▸ How to complete this task
Select the lines below containing the word "Entity".

▸ Records supplied

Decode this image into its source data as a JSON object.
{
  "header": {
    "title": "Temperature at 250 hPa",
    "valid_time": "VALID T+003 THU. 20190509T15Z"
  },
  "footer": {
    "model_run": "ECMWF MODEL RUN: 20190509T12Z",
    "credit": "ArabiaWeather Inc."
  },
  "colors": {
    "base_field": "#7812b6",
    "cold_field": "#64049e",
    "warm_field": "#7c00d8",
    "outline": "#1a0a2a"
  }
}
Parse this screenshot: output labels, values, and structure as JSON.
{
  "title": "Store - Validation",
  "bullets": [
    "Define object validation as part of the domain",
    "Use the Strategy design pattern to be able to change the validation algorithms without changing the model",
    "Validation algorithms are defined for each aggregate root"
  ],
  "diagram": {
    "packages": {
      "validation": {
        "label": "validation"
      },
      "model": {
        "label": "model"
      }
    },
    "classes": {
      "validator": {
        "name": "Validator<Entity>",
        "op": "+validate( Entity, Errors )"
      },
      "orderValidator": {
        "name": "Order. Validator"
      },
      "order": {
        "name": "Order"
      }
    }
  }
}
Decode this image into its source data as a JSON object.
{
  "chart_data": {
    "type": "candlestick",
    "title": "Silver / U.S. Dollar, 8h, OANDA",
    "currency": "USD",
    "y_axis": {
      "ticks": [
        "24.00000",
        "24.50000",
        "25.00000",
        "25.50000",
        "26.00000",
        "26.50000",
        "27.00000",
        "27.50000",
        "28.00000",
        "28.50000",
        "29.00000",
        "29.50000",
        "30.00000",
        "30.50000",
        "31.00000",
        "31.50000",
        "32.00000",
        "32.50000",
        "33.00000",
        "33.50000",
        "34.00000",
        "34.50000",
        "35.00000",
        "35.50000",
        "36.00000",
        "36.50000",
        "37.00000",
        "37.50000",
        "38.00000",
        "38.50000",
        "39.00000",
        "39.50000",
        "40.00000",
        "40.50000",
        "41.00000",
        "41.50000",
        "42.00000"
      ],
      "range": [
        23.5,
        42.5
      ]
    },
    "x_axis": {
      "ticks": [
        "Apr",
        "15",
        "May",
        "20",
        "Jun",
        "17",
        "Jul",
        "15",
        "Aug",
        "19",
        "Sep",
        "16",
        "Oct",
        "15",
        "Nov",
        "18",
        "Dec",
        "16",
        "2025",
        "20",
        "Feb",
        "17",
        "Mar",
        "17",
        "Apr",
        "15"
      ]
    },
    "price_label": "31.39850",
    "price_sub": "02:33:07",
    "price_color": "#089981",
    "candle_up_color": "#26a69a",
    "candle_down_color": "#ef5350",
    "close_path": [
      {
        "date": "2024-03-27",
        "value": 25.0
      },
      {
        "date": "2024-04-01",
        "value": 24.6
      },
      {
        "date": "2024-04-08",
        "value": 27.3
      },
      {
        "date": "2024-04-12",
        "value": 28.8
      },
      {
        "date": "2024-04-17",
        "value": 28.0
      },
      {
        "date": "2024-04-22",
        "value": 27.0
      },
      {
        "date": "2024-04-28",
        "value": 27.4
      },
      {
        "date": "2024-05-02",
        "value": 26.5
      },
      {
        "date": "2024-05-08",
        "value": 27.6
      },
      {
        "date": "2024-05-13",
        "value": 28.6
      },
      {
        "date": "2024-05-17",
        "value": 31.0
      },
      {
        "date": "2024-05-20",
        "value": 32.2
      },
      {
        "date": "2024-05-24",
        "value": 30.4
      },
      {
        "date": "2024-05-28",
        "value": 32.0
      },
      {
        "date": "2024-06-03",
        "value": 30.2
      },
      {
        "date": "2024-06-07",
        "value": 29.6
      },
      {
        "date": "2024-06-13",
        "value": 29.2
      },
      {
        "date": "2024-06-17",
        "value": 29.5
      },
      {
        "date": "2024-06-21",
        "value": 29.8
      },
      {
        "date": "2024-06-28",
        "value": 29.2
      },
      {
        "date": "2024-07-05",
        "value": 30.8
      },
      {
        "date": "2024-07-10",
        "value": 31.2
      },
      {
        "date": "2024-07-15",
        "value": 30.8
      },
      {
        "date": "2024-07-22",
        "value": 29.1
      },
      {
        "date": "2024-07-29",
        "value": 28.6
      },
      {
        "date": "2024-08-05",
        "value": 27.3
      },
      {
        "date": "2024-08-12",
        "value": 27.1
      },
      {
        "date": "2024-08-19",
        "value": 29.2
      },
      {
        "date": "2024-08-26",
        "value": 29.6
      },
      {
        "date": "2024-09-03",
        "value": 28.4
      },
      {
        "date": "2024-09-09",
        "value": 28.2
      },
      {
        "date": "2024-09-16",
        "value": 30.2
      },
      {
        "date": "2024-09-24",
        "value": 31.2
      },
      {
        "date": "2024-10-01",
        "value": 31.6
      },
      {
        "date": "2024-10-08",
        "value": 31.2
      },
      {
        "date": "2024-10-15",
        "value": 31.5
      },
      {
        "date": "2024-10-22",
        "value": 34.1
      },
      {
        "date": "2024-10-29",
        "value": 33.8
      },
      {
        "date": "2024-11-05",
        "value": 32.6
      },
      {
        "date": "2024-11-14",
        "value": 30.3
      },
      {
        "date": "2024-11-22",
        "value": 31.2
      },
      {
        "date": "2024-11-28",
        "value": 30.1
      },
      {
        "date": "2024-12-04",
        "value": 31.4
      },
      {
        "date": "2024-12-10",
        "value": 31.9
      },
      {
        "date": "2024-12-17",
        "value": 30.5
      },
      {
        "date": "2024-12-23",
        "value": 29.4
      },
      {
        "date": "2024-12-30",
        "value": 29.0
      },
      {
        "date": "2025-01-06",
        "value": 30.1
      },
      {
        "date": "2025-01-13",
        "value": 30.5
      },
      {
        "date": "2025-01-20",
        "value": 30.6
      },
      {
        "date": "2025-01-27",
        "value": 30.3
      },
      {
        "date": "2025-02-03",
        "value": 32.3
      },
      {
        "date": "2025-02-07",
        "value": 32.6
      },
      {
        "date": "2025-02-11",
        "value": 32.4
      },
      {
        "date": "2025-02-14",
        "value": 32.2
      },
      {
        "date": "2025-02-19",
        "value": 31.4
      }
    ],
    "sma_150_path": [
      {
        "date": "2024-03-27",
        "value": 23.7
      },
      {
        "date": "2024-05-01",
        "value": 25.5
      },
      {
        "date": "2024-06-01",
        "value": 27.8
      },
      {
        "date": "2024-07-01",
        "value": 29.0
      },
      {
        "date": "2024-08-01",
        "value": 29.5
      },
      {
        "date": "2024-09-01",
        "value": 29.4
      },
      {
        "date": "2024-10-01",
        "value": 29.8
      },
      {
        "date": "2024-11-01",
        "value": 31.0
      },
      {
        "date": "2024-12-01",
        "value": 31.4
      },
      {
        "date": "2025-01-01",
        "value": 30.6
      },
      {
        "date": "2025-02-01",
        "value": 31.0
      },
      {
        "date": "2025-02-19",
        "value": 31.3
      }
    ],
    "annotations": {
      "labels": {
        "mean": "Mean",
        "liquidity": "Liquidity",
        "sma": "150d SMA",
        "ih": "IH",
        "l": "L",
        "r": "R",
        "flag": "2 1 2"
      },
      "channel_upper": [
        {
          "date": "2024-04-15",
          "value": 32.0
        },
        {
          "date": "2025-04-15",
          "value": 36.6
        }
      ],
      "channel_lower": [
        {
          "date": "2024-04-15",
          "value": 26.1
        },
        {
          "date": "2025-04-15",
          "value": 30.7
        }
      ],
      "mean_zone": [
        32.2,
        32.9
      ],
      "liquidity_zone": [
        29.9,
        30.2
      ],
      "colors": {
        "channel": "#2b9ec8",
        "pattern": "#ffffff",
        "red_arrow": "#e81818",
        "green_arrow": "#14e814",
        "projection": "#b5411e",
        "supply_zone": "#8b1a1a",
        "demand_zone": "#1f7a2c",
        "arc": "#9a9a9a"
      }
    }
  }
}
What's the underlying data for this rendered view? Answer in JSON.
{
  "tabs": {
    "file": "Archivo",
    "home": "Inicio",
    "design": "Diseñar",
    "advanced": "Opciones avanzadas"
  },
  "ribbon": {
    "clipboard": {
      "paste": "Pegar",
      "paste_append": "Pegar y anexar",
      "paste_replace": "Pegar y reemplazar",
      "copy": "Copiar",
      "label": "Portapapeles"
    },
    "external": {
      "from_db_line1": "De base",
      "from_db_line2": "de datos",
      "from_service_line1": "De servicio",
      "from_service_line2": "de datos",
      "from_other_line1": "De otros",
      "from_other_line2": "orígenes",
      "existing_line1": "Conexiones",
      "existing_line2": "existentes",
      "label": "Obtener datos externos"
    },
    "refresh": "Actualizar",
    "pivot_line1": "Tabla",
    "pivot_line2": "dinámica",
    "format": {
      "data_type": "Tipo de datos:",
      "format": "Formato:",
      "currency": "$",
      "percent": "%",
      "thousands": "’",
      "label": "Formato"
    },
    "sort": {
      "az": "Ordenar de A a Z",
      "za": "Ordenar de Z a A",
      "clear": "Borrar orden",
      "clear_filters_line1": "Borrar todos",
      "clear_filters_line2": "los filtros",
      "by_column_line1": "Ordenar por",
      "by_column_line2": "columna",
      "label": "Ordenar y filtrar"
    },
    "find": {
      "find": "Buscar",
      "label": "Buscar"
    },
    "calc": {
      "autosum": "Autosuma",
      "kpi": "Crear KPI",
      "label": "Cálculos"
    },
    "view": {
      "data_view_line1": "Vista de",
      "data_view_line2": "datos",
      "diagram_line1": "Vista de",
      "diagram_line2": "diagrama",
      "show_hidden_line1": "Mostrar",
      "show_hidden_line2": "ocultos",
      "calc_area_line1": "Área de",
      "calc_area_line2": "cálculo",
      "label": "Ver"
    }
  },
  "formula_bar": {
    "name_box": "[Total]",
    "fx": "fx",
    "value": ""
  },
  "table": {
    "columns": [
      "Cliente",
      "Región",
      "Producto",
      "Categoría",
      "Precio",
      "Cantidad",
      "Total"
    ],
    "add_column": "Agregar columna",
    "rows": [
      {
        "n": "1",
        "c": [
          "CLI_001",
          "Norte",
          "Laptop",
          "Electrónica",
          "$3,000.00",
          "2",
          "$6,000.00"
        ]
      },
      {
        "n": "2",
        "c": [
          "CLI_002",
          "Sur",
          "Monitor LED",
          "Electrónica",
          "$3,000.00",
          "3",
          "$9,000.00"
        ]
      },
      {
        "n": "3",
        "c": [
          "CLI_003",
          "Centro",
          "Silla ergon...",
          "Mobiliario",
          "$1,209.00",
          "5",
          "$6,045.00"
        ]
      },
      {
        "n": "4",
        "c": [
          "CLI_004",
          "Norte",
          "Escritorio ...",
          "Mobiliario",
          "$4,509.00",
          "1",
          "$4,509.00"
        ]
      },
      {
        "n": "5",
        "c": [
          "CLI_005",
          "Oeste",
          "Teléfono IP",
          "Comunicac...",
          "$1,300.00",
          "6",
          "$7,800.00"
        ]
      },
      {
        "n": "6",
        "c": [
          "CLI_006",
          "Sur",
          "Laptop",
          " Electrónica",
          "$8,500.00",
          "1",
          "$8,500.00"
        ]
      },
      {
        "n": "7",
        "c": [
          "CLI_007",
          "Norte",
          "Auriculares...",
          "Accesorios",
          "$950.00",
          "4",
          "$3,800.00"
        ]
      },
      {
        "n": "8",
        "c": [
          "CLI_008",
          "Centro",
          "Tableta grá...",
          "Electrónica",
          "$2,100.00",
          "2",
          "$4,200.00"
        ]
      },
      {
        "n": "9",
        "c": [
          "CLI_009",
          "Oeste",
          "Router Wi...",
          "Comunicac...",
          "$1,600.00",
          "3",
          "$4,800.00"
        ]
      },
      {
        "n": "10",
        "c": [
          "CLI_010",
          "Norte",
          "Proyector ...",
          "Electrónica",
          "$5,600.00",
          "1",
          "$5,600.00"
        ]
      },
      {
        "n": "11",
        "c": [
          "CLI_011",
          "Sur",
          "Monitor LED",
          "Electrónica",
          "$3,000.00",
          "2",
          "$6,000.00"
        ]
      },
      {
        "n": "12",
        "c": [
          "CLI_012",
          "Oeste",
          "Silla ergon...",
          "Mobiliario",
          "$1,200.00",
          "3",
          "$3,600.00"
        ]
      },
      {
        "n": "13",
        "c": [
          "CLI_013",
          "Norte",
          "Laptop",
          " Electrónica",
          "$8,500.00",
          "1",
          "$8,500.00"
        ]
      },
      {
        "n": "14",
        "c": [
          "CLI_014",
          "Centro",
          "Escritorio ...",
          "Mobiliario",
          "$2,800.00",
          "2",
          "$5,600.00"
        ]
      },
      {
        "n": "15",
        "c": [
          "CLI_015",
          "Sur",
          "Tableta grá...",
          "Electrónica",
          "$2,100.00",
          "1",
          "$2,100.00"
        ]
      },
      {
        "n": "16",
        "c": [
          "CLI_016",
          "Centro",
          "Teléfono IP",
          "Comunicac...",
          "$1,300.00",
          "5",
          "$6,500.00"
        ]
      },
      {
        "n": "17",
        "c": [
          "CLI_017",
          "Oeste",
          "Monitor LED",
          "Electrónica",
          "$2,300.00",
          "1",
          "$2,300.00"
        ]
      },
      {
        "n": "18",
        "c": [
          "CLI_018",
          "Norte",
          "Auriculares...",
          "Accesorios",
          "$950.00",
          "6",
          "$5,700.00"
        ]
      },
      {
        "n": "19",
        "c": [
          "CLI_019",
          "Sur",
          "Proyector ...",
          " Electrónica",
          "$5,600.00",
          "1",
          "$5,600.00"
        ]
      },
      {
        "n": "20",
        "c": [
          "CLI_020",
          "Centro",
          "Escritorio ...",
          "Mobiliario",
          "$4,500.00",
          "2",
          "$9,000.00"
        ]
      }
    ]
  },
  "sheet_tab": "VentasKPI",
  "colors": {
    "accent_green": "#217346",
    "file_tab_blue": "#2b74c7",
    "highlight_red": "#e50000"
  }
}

▸ Written answer
        "name": "Validator<Entity>",
        "op": "+validate( Entity, Errors )"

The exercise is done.